### [What you need to do]
Read through the records. Copy each line that has the word "text".

### [Study material]
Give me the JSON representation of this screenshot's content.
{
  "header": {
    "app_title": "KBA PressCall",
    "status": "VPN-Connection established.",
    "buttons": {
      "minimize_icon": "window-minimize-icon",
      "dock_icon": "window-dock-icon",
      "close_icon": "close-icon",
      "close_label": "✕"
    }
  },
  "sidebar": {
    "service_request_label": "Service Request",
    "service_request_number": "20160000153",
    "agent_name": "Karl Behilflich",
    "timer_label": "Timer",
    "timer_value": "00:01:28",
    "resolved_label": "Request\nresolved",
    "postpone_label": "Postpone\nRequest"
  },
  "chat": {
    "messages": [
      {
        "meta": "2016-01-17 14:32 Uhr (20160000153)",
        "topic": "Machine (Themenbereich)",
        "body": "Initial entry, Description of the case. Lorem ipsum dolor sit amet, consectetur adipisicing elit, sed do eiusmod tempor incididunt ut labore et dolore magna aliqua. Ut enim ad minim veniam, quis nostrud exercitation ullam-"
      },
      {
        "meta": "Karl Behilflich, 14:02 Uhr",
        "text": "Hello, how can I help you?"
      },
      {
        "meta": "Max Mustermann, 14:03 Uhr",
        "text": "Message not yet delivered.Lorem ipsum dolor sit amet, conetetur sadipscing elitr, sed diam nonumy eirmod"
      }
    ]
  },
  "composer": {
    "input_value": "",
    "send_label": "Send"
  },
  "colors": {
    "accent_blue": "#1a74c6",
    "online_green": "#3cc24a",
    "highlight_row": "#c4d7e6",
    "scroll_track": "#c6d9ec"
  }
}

### [Answer box]
        "text": "Hello, how can I help you?"
        "text": "Message not yet delivered.Lorem ipsum dolor sit amet, conetetur sadipscing elitr, sed diam nonumy eirmod"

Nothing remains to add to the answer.